Gary Locke, the first Chinese-American to have headed a state government, was US President Barack Obama's likely third choice for secretary of commerce, US media reported Monday.
A formal announcement of the nomination could come as early as Tuesday, according to US TV and wire reports.
Locke, 57, was the country's first Chinese-American governor, elected to lead the Washington state in 1996 and re-elected in 2000.
Prior to governorship, the Democrat served five terms in the House of Representatives and one term as executive of King County, Washington.
He was chairman of the House Appropriations Committee from 1989 to 1994.
Analysts said Locke is a Democrat who "is a comfortable ideological fit with the Obama administration".
While the secretary of commerce is not regarded as one of the top-tier power posts in the US Cabinet, he could serve as a voice for the globalists in the new administration.
He comes squarely out of the free-trade mindset of the mainstream business community in the northwestern United States and has a good relationship with China.
Personally, Locke seems like he would fit in with the "No Drama Obama" approach to governing.
During his tenure as governor, he has the reputation of being a wonkish, pragmatic figure who was not unnecessarily combative.
If nominated and confirmed, Locke would fill a post to which Obama has previously nominated New Mexico governor Bill Richardson and Republican Senator Judd Gregg form New Hampshire.
Richardson withdrew in early January, citing an ongoing federal investigation in his home state, while Gregg pulled out of consideration on February 12 because of "irresolvable conflicts" over the Obama administration's stimulus bill and the upcoming 2010 census.
Obama's young administration has been beset by problems with Cabinet nominees.
He is still searching for a candidate to lead the Department of Health and Human Services, after former Senate Democratic leader Thomas Daschle ran into obstacles.

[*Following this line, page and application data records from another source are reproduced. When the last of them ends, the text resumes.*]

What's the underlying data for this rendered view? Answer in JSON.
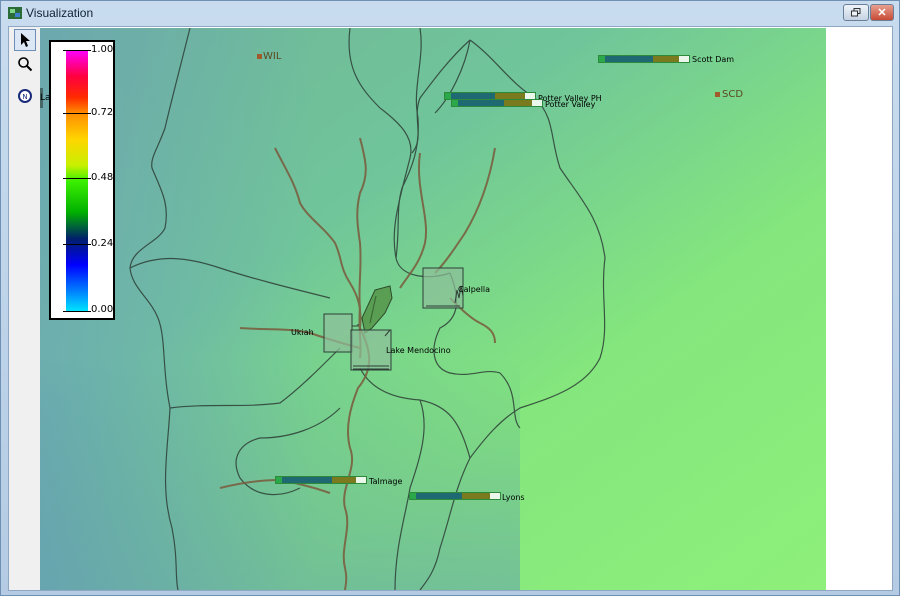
{
  "window": {
    "title": "Visualization"
  },
  "toolbar": {
    "tools": [
      "select-tool",
      "zoom-tool",
      "compass-tool"
    ]
  },
  "legend": {
    "ticks": [
      "1.00",
      "0.72",
      "0.48",
      "0.24",
      "0.00"
    ]
  },
  "sites": {
    "wil": "WIL",
    "scd": "SCD",
    "la": "La"
  },
  "labels": {
    "scott_dam": "Scott Dam",
    "potter_valley_ph": "Potter Valley PH",
    "potter_valley": "Potter Valley",
    "calpella": "Calpella",
    "ukiah": "Ukiah",
    "lake_mendocino": "Lake Mendocino",
    "talmage": "Talmage",
    "lyons": "Lyons"
  },
  "colors": {
    "map_fill": "#7fd48a",
    "boundary": "#2d3e36",
    "river": "#7a5a3c",
    "accent": "#2c8a3a"
  }
}
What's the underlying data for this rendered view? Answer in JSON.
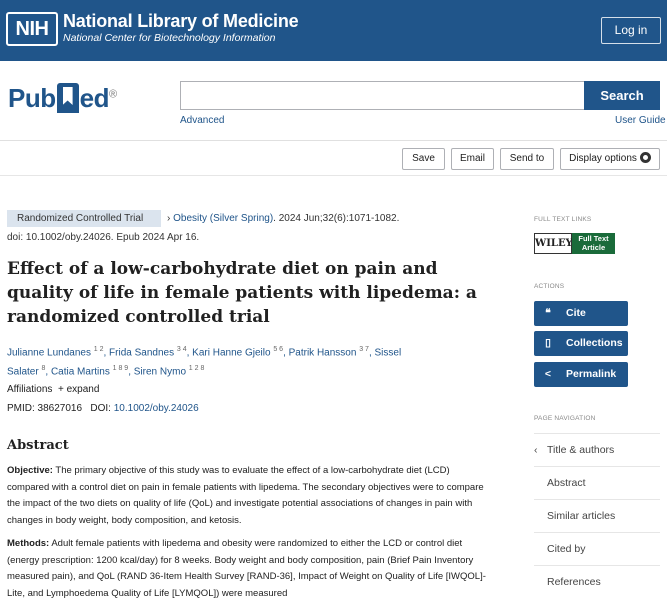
{
  "nih": {
    "logo": "NIH",
    "title": "National Library of Medicine",
    "subtitle": "National Center for Biotechnology Information",
    "login": "Log in"
  },
  "pubmed": {
    "logo_left": "Pub",
    "logo_right": "ed",
    "search_value": "",
    "search_button": "Search",
    "advanced": "Advanced",
    "user_guide": "User Guide"
  },
  "actions": {
    "save": "Save",
    "email": "Email",
    "send_to": "Send to",
    "display_options": "Display options"
  },
  "article": {
    "type_badge": "Randomized Controlled Trial",
    "journal": "Obesity (Silver Spring)",
    "citation": ". 2024 Jun;32(6):1071-1082.",
    "doi_line": "doi: 10.1002/oby.24026. Epub 2024 Apr 16.",
    "title": "Effect of a low-carbohydrate diet on pain and quality of life in female patients with lipedema: a randomized controlled trial",
    "authors": [
      {
        "name": "Julianne Lundanes",
        "sup": "1 2"
      },
      {
        "name": "Frida Sandnes",
        "sup": "3 4"
      },
      {
        "name": "Kari Hanne Gjeilo",
        "sup": "5 6"
      },
      {
        "name": "Patrik Hansson",
        "sup": "3 7"
      },
      {
        "name": "Sissel Salater",
        "sup": "8"
      },
      {
        "name": "Catia Martins",
        "sup": "1 8 9"
      },
      {
        "name": "Siren Nymo",
        "sup": "1 2 8"
      }
    ],
    "affiliations_label": "Affiliations",
    "expand_label": "expand",
    "pmid_label": "PMID: 38627016",
    "doi_label": "DOI:",
    "doi_value": "10.1002/oby.24026",
    "abstract_heading": "Abstract",
    "objective_label": "Objective:",
    "objective_text": "The primary objective of this study was to evaluate the effect of a low-carbohydrate diet (LCD) compared with a control diet on pain in female patients with lipedema. The secondary objectives were to compare the impact of the two diets on quality of life (QoL) and investigate potential associations of changes in pain with changes in body weight, body composition, and ketosis.",
    "methods_label": "Methods:",
    "methods_text": "Adult female patients with lipedema and obesity were randomized to either the LCD or control diet (energy prescription: 1200 kcal/day) for 8 weeks. Body weight and body composition, pain (Brief Pain Inventory measured pain), and QoL (RAND 36-Item Health Survey [RAND-36], Impact of Weight on Quality of Life [IWQOL]-Lite, and Lymphoedema Quality of Life [LYMQOL]) were measured"
  },
  "sidebar": {
    "full_text_links": "FULL TEXT LINKS",
    "wiley": "WILEY",
    "full_text_article": "Full Text Article",
    "actions_heading": "ACTIONS",
    "cite": "Cite",
    "collections": "Collections",
    "permalink": "Permalink",
    "page_navigation": "PAGE NAVIGATION",
    "nav": [
      "Title & authors",
      "Abstract",
      "Similar articles",
      "Cited by",
      "References"
    ]
  }
}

Both Daschle and Treasury Secretary Tim Geithner were involved in tax controversies. Geithner, however, was ultimately confirmed by the Senate.